Your task:
Count the lines below containing "image"; state the number only.

(Recorded data)
++++++++
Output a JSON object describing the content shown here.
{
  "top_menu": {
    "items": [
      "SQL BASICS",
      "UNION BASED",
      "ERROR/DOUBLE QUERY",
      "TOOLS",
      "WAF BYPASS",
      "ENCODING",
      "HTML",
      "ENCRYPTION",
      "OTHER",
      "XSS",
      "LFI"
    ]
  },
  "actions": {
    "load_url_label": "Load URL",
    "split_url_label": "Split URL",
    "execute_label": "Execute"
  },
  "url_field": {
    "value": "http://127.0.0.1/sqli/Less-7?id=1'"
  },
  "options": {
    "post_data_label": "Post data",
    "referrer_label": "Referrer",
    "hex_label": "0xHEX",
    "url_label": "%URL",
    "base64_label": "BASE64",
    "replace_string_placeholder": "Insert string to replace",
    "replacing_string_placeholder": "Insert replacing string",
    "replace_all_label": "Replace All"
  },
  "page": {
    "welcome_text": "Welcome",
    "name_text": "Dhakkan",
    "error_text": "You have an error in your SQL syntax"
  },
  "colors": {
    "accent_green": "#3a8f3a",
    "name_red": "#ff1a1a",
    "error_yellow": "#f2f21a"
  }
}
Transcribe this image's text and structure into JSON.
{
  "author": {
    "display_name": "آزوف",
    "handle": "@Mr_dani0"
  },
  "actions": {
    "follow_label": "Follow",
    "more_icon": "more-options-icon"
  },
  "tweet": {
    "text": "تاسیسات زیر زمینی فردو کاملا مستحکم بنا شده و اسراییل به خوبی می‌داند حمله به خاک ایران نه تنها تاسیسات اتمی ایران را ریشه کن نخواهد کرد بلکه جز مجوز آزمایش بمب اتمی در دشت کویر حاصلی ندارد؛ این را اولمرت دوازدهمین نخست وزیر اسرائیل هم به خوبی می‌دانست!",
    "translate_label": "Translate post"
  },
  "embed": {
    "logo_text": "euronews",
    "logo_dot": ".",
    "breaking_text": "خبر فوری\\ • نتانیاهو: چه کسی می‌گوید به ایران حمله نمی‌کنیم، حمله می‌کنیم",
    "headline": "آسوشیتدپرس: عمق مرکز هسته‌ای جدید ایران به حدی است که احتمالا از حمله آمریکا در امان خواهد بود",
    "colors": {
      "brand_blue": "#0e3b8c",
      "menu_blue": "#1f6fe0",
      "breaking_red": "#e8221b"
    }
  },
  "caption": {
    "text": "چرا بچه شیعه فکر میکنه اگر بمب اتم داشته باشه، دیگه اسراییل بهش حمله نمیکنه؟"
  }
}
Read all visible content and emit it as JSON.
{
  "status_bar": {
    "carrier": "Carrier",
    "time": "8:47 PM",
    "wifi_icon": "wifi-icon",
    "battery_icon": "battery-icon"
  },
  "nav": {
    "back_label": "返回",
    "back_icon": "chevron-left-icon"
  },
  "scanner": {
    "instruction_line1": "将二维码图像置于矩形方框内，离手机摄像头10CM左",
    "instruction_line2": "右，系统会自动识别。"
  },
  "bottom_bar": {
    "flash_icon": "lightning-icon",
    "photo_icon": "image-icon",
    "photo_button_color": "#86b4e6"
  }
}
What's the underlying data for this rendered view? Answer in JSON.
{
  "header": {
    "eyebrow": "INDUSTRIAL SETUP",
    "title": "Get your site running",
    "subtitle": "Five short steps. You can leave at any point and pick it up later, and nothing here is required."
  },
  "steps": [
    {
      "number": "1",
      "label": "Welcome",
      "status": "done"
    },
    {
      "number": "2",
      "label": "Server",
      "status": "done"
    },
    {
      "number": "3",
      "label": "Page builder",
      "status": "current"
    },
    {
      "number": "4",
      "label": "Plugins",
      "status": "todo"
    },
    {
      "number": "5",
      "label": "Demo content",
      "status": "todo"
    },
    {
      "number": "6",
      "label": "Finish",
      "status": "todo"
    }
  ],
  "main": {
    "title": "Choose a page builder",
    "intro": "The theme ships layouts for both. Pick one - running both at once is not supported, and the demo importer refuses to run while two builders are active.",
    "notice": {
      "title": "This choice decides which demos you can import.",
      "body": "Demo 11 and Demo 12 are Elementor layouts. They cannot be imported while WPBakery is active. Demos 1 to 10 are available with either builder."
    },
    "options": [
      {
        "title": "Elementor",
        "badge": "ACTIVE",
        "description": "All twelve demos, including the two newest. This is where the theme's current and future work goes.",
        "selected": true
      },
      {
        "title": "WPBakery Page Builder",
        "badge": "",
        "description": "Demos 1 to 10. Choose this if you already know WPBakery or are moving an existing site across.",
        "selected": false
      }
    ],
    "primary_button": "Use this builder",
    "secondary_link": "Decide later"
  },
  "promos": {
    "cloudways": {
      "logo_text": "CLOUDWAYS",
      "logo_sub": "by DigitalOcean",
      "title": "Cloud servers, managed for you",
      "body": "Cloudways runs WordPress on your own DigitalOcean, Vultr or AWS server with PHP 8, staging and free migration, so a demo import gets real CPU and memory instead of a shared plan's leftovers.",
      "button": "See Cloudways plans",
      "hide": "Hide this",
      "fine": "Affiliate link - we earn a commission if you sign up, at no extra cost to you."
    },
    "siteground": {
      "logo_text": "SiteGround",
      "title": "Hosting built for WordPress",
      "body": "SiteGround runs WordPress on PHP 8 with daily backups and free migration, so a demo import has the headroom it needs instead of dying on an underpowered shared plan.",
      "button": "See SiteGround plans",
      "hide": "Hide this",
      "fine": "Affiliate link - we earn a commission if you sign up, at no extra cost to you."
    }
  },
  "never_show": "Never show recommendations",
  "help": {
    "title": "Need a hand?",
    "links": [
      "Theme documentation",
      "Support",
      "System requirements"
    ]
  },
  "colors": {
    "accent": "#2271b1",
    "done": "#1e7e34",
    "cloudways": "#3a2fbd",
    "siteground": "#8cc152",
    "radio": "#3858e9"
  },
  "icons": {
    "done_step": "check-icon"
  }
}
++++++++
Task output:
2